Your instructions:
Comb the records below for the string "JSON" and copy each line where it turns up.

[Dataset entries]
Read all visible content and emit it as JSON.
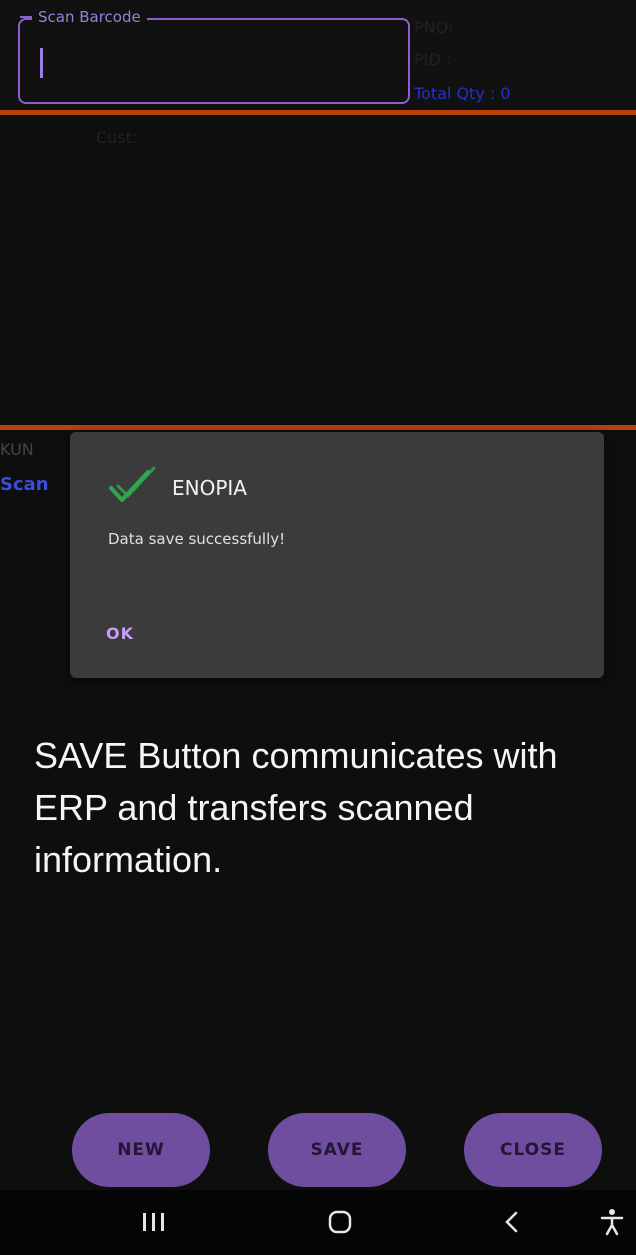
{
  "scan": {
    "legend": "Scan Barcode",
    "value": ""
  },
  "info": {
    "pno": "PNO:",
    "pid": "PID  :",
    "total_qty": "Total Qty  : 0"
  },
  "cust_label": "Cust:",
  "kun_fragment": "KUN",
  "scan_fragment": "Scan",
  "dialog": {
    "title": "ENOPIA",
    "message": "Data save successfully!",
    "ok_label": "OK",
    "icon": "double-check-icon",
    "icon_color": "#2fa84f"
  },
  "caption": "SAVE Button communicates with ERP and transfers scanned information.",
  "buttons": {
    "new": "NEW",
    "save": "SAVE",
    "close": "CLOSE"
  },
  "nav": {
    "recents_icon": "recents-icon",
    "home_icon": "home-icon",
    "back_icon": "back-icon",
    "accessibility_icon": "accessibility-icon"
  },
  "colors": {
    "accent_purple": "#6f4e9f",
    "divider_orange": "#b8420d",
    "total_qty_blue": "#2630c4"
  }
}
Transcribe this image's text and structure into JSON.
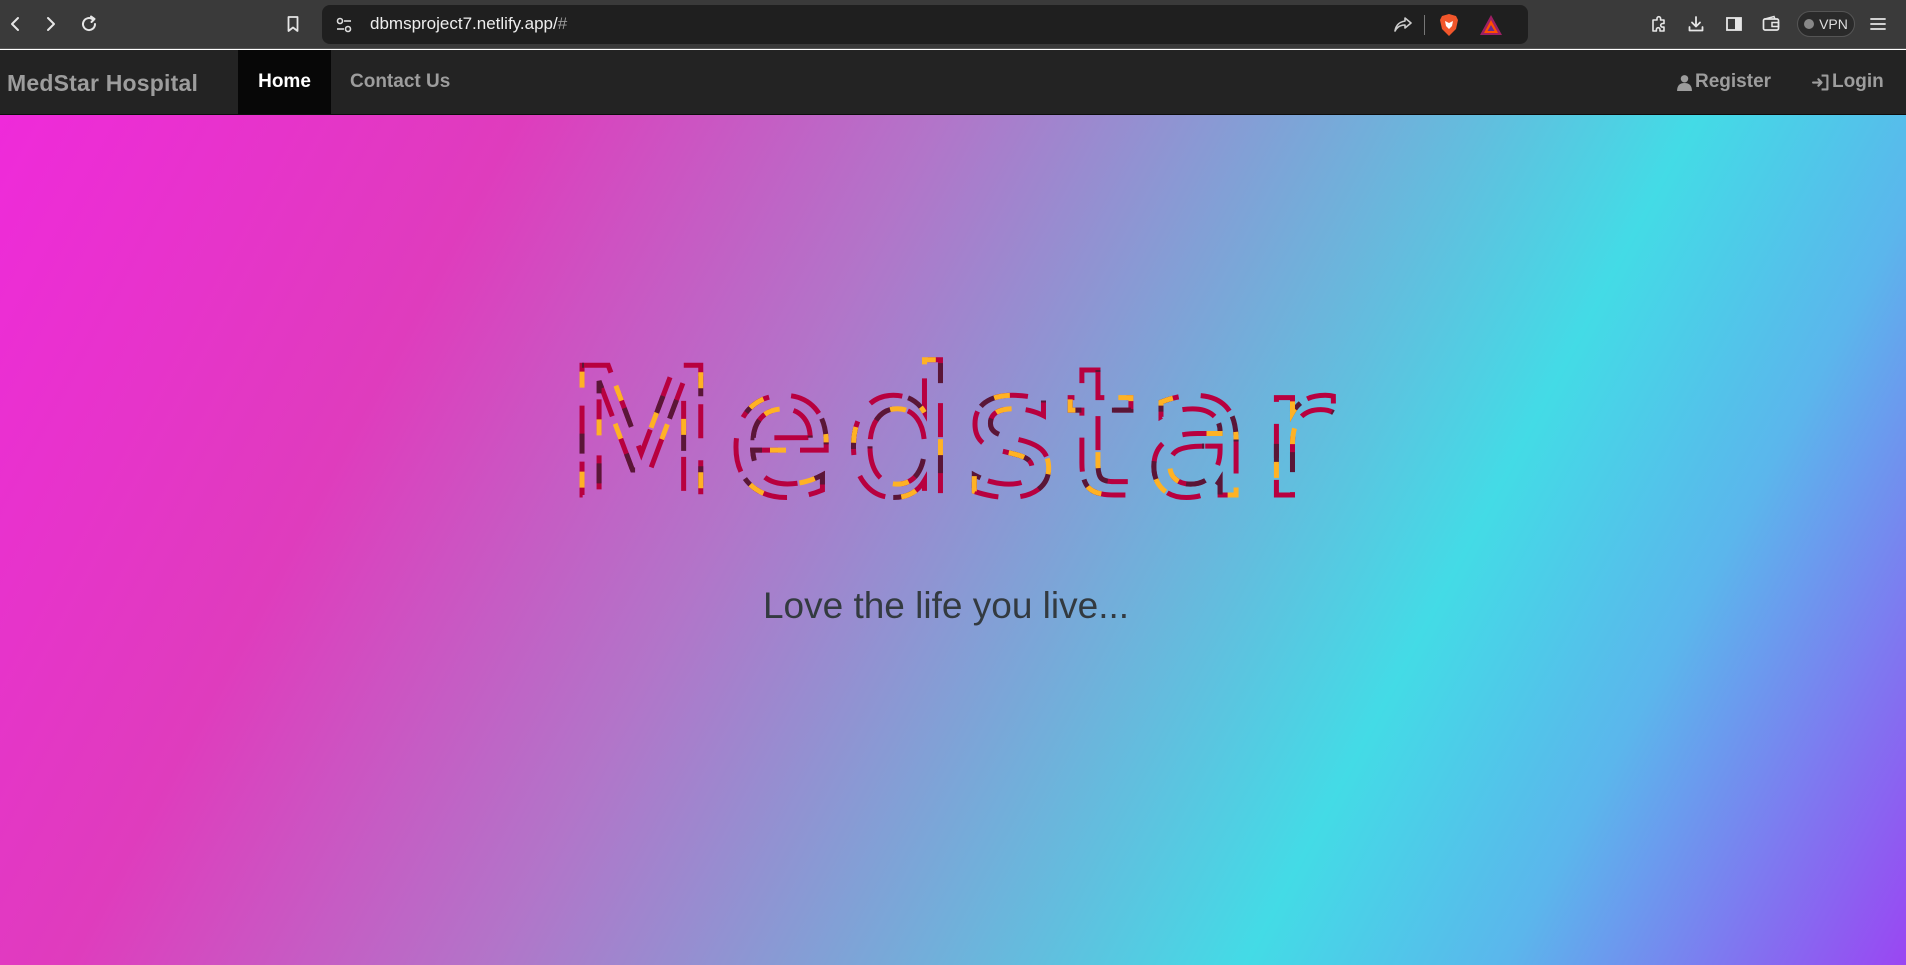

Result of this exercise:
Read all visible content and emit it as JSON.
Transcribe this image's text and structure into JSON.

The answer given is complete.